News / Halifax

Nova Scotia premier's office admits video about teachers talks breaking down was uploaded early

The video, featuring Premier Stephen McNeil expressing his disappointment over the talks breaking down, was uploaded hours before talks broke down.

A screenshot of Stephen McNeil's video about talks breaking down that was recorded and uploaded before talks broke down.

YouTube

A screenshot of Stephen McNeil's video about talks breaking down that was recorded and uploaded before talks broke down.

The premier’s office admitted on Tuesday that it recorded and uploaded a video about talks with the teachers union breaking down before talks had actually broken down.

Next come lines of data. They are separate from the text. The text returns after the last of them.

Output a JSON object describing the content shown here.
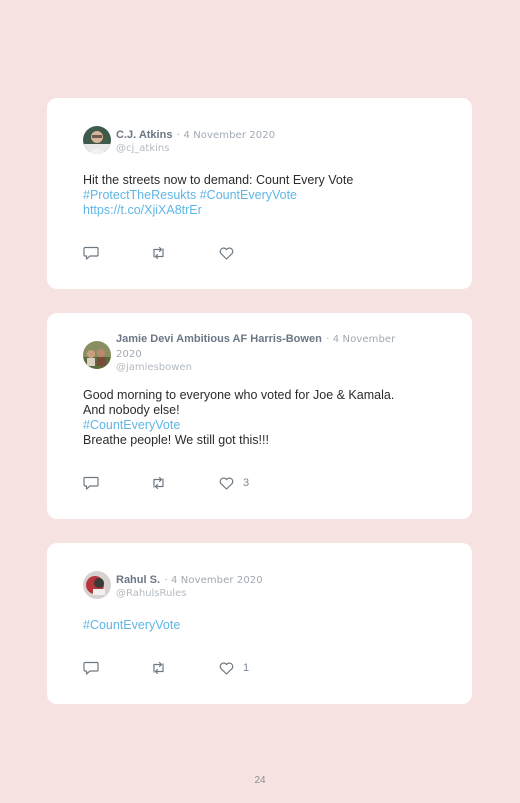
{
  "tweets": [
    {
      "name": "C.J. Atkins",
      "date": "· 4 November 2020",
      "handle": "@cj_atkins",
      "lines": [
        {
          "text": "Hit the streets now to demand: Count Every Vote",
          "kind": "text"
        },
        {
          "text": "#ProtectTheResukts #CountEveryVote",
          "kind": "tag"
        },
        {
          "text": "https://t.co/XjiXA8trEr",
          "kind": "tag"
        }
      ],
      "likes": ""
    },
    {
      "name": "Jamie Devi Ambitious AF Harris-Bowen",
      "date": "· 4 November 2020",
      "handle": "@jamiesbowen",
      "lines": [
        {
          "text": "Good morning to everyone who voted for Joe & Kamala.",
          "kind": "text"
        },
        {
          "text": "And nobody else!",
          "kind": "text"
        },
        {
          "text": "#CountEveryVote",
          "kind": "tag"
        },
        {
          "text": "Breathe people! We still got this!!!",
          "kind": "text"
        }
      ],
      "likes": "3"
    },
    {
      "name": "Rahul S.",
      "date": "· 4 November 2020",
      "handle": "@RahulsRules",
      "lines": [
        {
          "text": "#CountEveryVote",
          "kind": "tag"
        }
      ],
      "likes": "1"
    }
  ],
  "icons": {
    "reply": "reply-icon",
    "retweet": "retweet-icon",
    "like": "heart-icon"
  },
  "colors": {
    "background": "#f7e2e2",
    "card": "#ffffff",
    "hashtag": "#5fb6e6",
    "name": "#6b7785"
  },
  "page_number": "24"
}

In a statement from spokesperson David Jackson, the premier’s office confirmed the video -- which features Premier Stephen McNeil expressing his disappointment that talks between the Nova Scotia Teachers Union (NSTU) and the province had been unsuccessful -- was recorded and uploaded to YouTube on Friday afternoon.

“There had been an indication Friday afternoon that talks could break down. We wanted to be prepared for any scenario, and without knowing for certain whether the Premier would be available later Friday and into Saturday, the decision was made to record the video in case it was needed,” the statement reads.

On Monday, the Progressive Conservatives were the first to point out that the video – with daylight in the background – was uploaded Friday afternoon. A YouTube data viewer puts the video’s upload time at just before 4 p.m. Talks didn’t break off till about 5:30 p.m., according to a union spokesperson. Jackson said the video wasn’t made live till Saturday afternoon.

“How can the Premier claim he was bargaining in good faith when he had already recorded and uploaded that video?," PC leader Jamie Baillie asked in a news release Tuesday afternoon.

Baillie is now calling on the premier to apologize.

“This proves this whole thing is nothing but a communications exercise for Premier McNeil and his high-priced communications team, rather than an actual contract negotiation," he said. "They don't care about classrooms, they care about playing politics."

NSTU announced on Monday that work-to-rule job action would begin on Dec. 5.

Metro Savers